### PROVIDED DATA
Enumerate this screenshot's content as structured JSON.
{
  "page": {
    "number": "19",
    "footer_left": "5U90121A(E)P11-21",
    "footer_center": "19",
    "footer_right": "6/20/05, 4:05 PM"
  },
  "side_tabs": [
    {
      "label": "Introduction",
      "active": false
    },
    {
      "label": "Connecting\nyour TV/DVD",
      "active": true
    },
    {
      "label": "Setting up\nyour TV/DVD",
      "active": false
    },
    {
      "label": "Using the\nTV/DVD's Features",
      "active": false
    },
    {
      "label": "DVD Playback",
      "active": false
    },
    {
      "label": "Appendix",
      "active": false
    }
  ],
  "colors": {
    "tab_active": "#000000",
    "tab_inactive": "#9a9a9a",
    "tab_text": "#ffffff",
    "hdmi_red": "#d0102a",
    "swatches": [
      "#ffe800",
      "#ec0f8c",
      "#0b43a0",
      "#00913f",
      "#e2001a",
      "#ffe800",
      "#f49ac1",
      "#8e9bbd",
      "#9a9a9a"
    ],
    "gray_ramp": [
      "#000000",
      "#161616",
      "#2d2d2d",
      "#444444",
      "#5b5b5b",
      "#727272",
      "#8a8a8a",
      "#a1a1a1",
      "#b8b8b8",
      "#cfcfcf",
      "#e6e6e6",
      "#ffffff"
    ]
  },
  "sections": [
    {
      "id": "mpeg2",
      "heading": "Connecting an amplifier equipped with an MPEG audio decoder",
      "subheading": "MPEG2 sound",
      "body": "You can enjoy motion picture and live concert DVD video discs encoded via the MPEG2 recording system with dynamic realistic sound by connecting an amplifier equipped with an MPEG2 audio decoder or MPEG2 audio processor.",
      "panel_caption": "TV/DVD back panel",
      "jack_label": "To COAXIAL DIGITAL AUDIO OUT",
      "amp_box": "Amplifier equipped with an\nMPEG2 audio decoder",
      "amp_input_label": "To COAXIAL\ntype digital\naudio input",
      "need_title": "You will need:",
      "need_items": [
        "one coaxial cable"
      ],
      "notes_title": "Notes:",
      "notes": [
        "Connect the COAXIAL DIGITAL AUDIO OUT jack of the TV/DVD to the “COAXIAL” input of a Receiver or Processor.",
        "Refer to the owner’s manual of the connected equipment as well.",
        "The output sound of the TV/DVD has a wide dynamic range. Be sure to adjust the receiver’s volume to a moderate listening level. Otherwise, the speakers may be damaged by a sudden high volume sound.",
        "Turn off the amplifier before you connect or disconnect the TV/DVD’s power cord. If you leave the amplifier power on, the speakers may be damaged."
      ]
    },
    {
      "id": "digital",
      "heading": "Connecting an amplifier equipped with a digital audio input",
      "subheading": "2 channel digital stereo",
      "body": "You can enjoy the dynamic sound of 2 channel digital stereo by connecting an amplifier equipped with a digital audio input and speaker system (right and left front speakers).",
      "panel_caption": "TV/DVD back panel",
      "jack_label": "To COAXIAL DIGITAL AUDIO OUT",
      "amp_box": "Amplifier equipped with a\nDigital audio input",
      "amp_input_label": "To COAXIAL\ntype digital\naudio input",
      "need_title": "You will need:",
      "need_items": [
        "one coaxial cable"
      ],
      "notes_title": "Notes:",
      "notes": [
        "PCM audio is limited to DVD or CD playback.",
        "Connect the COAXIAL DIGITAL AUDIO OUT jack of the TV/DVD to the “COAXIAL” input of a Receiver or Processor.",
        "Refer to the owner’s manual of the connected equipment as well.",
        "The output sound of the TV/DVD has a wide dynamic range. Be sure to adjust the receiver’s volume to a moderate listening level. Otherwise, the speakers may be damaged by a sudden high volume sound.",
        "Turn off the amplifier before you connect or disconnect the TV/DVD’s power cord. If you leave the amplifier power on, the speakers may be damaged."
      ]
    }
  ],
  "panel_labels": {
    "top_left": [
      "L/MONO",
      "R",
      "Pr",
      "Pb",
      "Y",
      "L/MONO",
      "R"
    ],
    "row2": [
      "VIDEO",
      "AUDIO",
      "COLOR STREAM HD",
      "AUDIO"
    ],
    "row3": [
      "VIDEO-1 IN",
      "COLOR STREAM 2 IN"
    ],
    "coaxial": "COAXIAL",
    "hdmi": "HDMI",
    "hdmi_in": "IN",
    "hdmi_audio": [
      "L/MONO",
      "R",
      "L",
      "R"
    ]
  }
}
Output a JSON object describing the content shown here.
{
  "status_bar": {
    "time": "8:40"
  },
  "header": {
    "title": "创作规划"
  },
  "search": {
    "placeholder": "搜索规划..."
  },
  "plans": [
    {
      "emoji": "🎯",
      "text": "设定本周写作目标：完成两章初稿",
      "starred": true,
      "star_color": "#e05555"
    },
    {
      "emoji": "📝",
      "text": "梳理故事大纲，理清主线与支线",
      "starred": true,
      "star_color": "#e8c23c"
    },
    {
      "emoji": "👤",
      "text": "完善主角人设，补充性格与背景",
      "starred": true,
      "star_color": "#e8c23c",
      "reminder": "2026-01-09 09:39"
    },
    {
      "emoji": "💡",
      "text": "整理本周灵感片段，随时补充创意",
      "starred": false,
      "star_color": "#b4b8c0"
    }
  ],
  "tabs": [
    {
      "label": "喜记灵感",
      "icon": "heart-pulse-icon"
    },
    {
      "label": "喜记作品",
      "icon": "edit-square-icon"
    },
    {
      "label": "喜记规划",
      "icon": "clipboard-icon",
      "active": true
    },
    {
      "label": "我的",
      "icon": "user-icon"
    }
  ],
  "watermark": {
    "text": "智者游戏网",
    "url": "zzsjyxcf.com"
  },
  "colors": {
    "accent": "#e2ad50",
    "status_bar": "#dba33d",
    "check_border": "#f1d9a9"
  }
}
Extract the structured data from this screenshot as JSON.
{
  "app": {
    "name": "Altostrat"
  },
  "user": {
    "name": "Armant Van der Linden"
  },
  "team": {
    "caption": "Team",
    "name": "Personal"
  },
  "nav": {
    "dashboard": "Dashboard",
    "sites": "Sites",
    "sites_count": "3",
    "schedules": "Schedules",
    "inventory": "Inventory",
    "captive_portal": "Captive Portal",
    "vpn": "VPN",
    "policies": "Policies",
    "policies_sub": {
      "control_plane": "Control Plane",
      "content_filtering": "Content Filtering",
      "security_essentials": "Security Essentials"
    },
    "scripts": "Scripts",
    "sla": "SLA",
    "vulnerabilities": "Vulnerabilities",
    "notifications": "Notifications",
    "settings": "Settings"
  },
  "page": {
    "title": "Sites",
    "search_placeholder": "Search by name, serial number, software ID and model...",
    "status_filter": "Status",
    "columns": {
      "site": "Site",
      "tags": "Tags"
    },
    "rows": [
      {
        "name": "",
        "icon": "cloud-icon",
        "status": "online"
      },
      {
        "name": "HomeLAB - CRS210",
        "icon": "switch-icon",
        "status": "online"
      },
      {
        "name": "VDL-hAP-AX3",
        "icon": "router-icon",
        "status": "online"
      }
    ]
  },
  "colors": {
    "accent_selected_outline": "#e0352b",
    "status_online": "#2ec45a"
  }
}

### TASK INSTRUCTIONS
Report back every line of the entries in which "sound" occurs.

### EXERCISE RESPONSE
      "subheading": "MPEG2 sound",
      "body": "You can enjoy motion picture and live concert DVD video discs encoded via the MPEG2 recording system with dynamic realistic sound by connecting an amplifier equipped with an MPEG2 audio decoder or MPEG2 audio processor.",
        "The output sound of the TV/DVD has a wide dynamic range. Be sure to adjust the receiver’s volume to a moderate listening level. Otherwise, the speakers may be damaged by a sudden high volume sound.",
      "body": "You can enjoy the dynamic sound of 2 channel digital stereo by connecting an amplifier equipped with a digital audio input and speaker system (right and left front speakers).",
        "The output sound of the TV/DVD has a wide dynamic range. Be sure to adjust the receiver’s volume to a moderate listening level. Otherwise, the speakers may be damaged by a sudden high volume sound.",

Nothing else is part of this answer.